Get as much retirement counseling as possible. Talk to a financial planner or attend retirement workshops to get a better idea of what to expect and how to approach the planning. Try to get the process at least a year before your actual retirement date, so you have enough time to make changes if necessary. In fact, experts recommend that you start planning four to five years before retiring, so you can go through the whole process at your own pace rather than worrying extensively about it.
Determine what expenses you will have after retiring. Do you have outstanding loans or credit card debt? Will your mortgage be completely paid by the time you retire? How do you plan to live after retiring? Will you travel and if so how often? DO you plan on spending money on your hobbies? Where do you plan to live? Will you keep your present home or do you plan on downsizing?
Develop a plan. If you intend on keep working part-time after retiring, you may have some health coverage or additional income coming your way. Either way, you will need to apply for Social Security benefits at least three months before your actual retiring year. You also need to research Social Security benefits, government pension plans, and life insurance coverage to know what to expect after retiring.
Retiring without having set aside emergency funds is a common mistake. Besides the money that you need for everyday living, plan on having a set amount for urgent situations such as unexpected travel expenses, car or house repair, and even emergency medical care. Having a separate emergency fund means that you won't have to dip into your savings.

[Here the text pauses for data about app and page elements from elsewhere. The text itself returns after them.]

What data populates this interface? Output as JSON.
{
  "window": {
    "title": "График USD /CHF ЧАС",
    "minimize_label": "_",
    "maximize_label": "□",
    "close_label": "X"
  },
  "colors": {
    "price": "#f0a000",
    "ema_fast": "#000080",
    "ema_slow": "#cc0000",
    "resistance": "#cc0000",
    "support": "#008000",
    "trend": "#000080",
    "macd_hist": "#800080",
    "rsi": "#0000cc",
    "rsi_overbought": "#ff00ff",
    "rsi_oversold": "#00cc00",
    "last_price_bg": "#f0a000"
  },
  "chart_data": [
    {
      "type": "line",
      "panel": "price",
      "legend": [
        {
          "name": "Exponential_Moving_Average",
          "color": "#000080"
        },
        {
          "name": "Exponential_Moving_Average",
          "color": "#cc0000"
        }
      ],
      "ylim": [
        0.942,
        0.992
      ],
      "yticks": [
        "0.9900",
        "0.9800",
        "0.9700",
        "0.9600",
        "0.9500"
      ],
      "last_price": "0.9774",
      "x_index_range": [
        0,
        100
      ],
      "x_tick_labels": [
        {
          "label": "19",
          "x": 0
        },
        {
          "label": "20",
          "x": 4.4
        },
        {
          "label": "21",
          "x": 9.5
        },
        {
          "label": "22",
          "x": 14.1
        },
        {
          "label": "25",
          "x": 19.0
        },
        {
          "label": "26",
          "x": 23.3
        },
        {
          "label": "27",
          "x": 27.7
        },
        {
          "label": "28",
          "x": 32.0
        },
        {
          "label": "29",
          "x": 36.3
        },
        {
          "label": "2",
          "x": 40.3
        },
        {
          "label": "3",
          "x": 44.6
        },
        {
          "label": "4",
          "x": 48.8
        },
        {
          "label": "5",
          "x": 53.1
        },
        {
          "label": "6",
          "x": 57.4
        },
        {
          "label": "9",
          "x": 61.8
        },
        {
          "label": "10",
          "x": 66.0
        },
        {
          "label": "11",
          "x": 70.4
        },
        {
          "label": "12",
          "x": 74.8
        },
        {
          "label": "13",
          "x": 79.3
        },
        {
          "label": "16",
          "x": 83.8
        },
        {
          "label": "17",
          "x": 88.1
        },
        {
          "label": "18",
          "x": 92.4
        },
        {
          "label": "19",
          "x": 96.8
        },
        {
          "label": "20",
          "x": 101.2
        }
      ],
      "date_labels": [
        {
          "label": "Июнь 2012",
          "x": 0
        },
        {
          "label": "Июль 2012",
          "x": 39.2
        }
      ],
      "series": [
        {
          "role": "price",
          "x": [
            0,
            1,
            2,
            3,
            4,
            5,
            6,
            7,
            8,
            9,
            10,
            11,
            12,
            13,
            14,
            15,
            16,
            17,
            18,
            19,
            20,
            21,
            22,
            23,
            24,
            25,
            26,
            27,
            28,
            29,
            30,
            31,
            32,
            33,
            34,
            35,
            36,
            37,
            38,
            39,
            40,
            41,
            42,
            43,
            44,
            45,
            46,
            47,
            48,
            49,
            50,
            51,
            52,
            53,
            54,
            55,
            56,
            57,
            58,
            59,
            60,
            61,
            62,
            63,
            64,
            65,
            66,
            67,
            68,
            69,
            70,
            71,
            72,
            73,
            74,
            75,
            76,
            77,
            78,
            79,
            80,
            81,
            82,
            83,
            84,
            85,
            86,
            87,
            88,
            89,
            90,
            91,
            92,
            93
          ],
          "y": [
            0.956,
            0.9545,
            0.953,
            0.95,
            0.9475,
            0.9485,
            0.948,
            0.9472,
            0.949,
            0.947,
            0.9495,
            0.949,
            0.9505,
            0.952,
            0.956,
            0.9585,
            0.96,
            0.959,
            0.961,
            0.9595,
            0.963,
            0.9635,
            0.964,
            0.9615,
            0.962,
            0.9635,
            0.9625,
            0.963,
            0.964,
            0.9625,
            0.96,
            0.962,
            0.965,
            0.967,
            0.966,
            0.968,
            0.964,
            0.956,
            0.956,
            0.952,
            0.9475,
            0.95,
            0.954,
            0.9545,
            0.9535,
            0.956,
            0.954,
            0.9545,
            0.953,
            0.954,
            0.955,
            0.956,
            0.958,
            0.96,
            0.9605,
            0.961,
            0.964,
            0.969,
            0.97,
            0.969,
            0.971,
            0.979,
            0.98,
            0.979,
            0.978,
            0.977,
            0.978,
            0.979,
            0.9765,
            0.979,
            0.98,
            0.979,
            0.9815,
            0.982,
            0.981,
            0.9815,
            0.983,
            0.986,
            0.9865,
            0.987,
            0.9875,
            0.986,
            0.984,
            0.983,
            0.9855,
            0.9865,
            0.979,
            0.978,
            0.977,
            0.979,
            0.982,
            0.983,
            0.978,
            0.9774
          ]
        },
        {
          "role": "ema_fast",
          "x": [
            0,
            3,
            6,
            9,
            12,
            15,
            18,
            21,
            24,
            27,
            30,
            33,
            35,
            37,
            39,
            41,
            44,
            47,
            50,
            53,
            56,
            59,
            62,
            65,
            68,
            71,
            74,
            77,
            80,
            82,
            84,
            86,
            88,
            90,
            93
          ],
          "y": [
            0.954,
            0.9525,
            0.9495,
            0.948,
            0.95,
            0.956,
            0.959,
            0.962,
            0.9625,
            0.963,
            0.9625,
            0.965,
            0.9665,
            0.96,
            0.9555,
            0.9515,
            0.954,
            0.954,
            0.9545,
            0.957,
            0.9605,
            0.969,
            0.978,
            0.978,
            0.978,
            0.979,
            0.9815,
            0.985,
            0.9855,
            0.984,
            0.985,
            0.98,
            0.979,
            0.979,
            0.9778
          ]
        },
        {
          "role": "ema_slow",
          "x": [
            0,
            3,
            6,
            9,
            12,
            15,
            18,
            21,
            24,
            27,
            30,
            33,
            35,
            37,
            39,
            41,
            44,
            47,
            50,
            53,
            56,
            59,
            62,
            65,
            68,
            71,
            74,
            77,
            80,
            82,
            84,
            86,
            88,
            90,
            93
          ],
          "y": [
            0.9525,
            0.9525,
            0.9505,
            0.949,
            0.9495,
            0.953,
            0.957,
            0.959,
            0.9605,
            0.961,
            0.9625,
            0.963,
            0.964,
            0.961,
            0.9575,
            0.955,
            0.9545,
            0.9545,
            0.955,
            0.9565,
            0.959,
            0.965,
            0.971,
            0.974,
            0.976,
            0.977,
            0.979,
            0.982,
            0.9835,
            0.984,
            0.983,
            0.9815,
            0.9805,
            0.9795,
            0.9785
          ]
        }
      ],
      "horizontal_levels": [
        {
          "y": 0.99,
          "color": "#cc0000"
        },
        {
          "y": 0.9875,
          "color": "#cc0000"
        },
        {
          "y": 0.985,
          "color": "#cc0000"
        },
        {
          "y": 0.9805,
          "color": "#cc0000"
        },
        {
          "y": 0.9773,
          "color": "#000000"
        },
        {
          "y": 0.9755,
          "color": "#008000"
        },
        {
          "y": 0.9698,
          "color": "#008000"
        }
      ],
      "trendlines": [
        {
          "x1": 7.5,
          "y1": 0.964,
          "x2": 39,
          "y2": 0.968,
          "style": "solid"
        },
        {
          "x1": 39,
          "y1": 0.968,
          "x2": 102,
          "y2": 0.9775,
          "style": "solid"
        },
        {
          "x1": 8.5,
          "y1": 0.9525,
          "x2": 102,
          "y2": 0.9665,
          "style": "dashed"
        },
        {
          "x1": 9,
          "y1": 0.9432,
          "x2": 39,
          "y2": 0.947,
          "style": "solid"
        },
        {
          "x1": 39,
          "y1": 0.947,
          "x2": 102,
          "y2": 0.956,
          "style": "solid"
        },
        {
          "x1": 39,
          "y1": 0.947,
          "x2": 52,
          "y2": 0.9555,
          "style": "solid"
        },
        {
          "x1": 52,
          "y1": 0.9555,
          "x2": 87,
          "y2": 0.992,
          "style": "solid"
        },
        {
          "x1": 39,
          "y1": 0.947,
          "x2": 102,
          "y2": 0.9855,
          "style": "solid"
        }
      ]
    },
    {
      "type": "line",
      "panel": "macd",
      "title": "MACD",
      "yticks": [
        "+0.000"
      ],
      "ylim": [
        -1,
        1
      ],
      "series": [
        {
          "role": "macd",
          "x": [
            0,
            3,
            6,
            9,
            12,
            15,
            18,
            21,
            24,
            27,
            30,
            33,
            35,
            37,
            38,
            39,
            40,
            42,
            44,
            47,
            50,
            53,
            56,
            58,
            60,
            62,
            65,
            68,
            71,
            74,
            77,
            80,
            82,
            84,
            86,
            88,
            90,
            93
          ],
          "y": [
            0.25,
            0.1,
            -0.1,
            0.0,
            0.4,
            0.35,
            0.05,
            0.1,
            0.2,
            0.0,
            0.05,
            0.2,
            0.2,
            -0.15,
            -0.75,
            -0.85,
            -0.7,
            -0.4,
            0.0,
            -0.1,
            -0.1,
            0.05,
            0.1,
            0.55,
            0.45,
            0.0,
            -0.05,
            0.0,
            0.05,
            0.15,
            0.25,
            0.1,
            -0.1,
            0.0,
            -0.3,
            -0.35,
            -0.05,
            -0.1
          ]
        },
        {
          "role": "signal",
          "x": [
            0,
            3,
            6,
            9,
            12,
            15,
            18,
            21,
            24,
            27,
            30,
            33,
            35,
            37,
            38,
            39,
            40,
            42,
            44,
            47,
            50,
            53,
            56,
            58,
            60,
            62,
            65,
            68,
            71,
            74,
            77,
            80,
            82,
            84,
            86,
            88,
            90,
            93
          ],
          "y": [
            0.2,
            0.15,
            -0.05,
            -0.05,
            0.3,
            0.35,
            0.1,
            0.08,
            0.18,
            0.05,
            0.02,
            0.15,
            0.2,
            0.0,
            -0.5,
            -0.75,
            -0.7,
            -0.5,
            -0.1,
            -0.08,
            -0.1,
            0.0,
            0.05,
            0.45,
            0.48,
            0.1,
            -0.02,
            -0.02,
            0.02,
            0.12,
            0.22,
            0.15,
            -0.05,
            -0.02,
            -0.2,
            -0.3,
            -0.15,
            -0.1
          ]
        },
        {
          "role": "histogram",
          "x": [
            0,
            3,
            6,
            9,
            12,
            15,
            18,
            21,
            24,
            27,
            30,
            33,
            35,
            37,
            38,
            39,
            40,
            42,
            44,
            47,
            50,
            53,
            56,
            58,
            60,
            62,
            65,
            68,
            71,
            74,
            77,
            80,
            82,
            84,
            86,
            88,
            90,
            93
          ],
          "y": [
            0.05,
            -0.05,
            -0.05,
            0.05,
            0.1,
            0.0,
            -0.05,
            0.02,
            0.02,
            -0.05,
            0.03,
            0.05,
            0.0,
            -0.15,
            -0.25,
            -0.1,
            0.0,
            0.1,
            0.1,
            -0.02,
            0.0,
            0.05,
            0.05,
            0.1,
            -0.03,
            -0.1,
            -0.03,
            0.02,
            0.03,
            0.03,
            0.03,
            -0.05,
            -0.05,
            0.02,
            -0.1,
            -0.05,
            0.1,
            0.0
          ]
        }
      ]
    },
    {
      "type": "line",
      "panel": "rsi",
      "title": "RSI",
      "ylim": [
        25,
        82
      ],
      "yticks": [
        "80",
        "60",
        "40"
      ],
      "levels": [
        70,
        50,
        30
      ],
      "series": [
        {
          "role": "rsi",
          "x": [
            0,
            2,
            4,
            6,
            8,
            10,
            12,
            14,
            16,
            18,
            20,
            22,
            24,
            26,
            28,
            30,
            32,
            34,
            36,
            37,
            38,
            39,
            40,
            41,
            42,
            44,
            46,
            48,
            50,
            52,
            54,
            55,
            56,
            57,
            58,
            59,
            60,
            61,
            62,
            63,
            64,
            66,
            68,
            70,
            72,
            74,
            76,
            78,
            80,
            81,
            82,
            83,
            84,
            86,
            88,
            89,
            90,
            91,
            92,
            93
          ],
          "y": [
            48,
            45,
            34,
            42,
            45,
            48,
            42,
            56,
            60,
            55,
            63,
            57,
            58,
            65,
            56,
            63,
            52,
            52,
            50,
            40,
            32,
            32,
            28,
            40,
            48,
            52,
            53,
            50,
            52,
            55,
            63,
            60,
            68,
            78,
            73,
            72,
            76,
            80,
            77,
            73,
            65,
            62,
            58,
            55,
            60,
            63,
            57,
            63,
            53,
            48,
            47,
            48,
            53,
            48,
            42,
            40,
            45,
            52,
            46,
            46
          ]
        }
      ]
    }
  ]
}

Other question to ask yourself before retiring is if you are ready for retirement, both financially and emotionally? Some people do not deal well with retirement, so you may be better off going into partial retirement rather than doing it all at once.